"The Code of Hammurabi (also known as the Codex Hammurabi and Hammurabi's Code) was created ca. 1760 BC (middle chronology) and is one of the earliest extant sets of laws, and one of the best preserved examples of this type of document from ancient Babylon. It was created by the sixth Babylonian King, Hammurabi. Earlier collections of laws include the codex of Ur-Nammu, king of Ur (ca. 2050 BC), the Codex of Eshnunna (ca. 1930 BC) and the codex of Lipit-Ishtar of Isin (ca. 1870 BC).

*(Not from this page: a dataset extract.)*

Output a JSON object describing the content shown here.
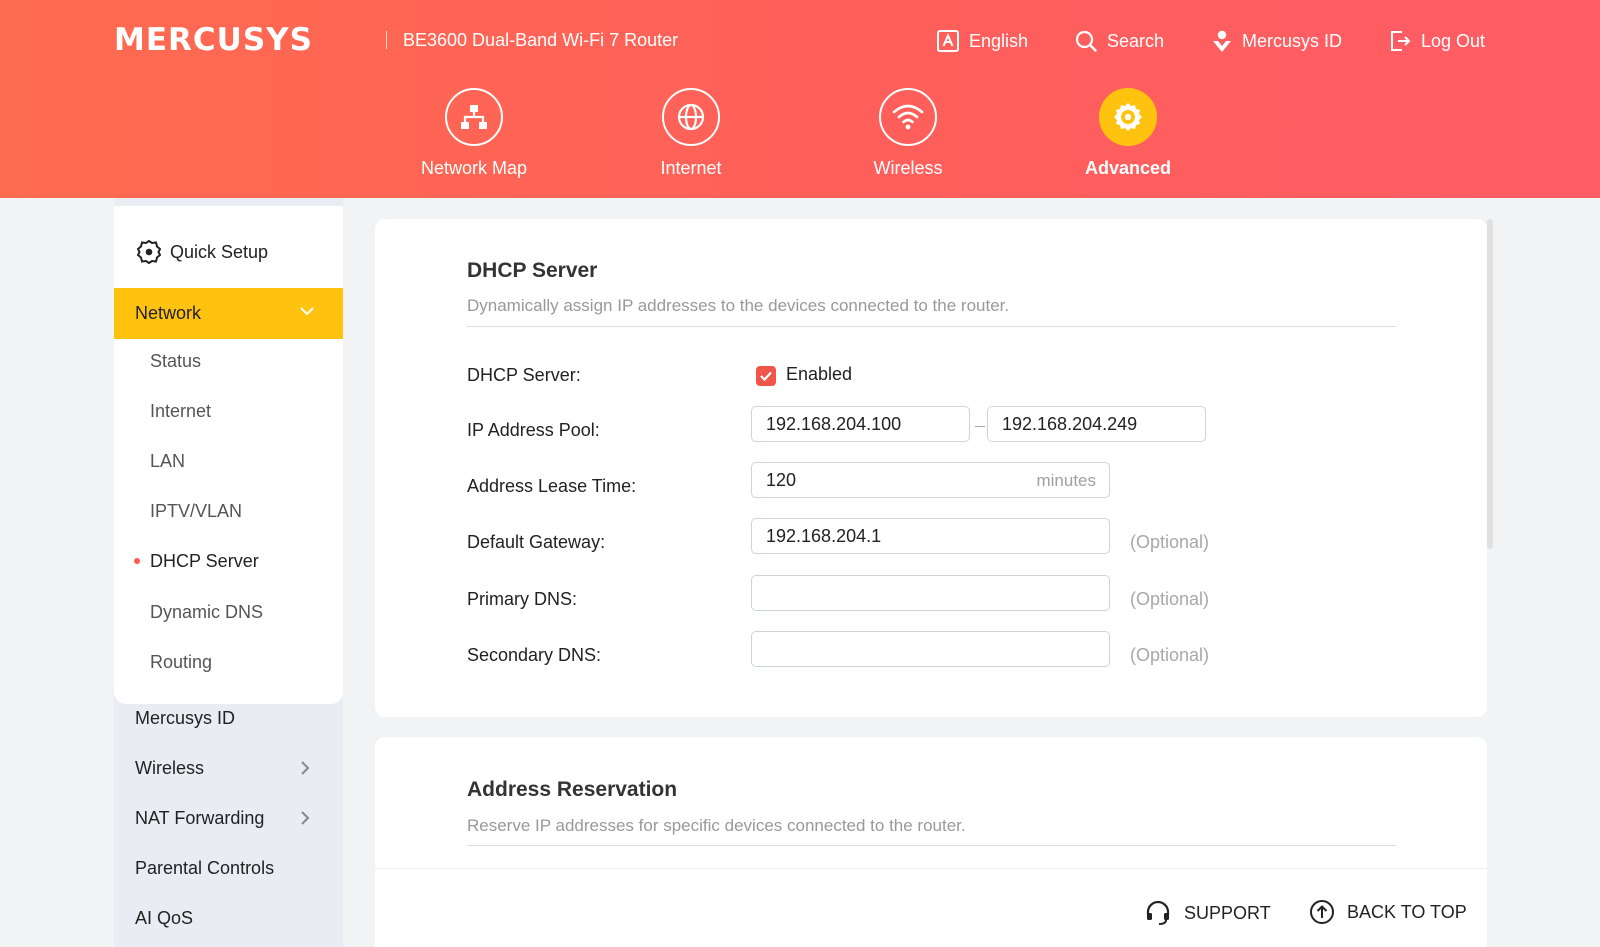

The text contains a list of crimes and their various punishments, as well as settlements for common disputes and guidelines for citizens' conduct. The Code does not provide opportunity for explanation or excuses, though it does imply one's right to present evidence. The stele was openly displayed for all to see; thus, no man could plead ignorance of the law as an excuse. Scholars, however, presume that few people could read in that era, as literacy was primarily the domain of scribes.
Charles Francis Horne (born January 12, 1870 in Jersey City, New Jersey - died September 13, 1942 in Annapolis, Maryland) was an American author of books. He wrote or edited more than one hundred books, mostly multi-volume history works. He was a Professor of English at City College of New York.
Among his most notable books were: